In 1851 I exchanged my gold dust for cash and goods, reserving enough of the gold to make me a ring, which I still wear. I gathered my little means together, and hired a wagon made, purchased another cow and a yoke of young cattle and helped to purchase another yoke of cattle, procured my provisions for the journey, and I took a young man and his wife into my wagon he acting as teamster, and in company with many of my brothers and sisters in the spring of 1852 started for Salt Lake City.
I will hastily pass over the incidents of the journey, as many have written upon it, suffice it to say our teams became weakened, our loads were heavy, and our progress slow. The cholera attended the camp for several hundred miles, one woman dying.

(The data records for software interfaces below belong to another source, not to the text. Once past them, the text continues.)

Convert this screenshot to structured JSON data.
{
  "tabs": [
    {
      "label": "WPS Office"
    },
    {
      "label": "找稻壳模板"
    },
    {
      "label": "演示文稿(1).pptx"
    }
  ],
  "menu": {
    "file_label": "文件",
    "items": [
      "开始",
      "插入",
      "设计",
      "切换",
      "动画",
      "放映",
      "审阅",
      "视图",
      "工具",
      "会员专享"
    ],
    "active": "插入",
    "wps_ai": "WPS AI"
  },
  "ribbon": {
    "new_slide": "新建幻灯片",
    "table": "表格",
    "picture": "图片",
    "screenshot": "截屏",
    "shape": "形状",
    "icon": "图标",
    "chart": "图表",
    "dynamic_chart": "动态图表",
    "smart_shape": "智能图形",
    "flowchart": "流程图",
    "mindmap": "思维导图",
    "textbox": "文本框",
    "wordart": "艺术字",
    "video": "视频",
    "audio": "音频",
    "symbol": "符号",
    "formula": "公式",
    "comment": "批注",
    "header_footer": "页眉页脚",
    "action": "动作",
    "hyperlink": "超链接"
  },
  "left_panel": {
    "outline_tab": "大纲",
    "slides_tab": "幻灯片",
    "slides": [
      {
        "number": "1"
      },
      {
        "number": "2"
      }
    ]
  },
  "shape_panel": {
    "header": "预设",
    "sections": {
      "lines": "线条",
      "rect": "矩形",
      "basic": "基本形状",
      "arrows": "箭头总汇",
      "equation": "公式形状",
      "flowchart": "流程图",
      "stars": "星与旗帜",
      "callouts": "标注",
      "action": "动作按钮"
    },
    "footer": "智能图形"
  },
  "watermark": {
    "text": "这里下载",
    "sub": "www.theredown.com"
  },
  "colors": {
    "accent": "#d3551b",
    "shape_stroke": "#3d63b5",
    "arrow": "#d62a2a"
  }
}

We arrived in Salt Lake City in good health September 14, 1852.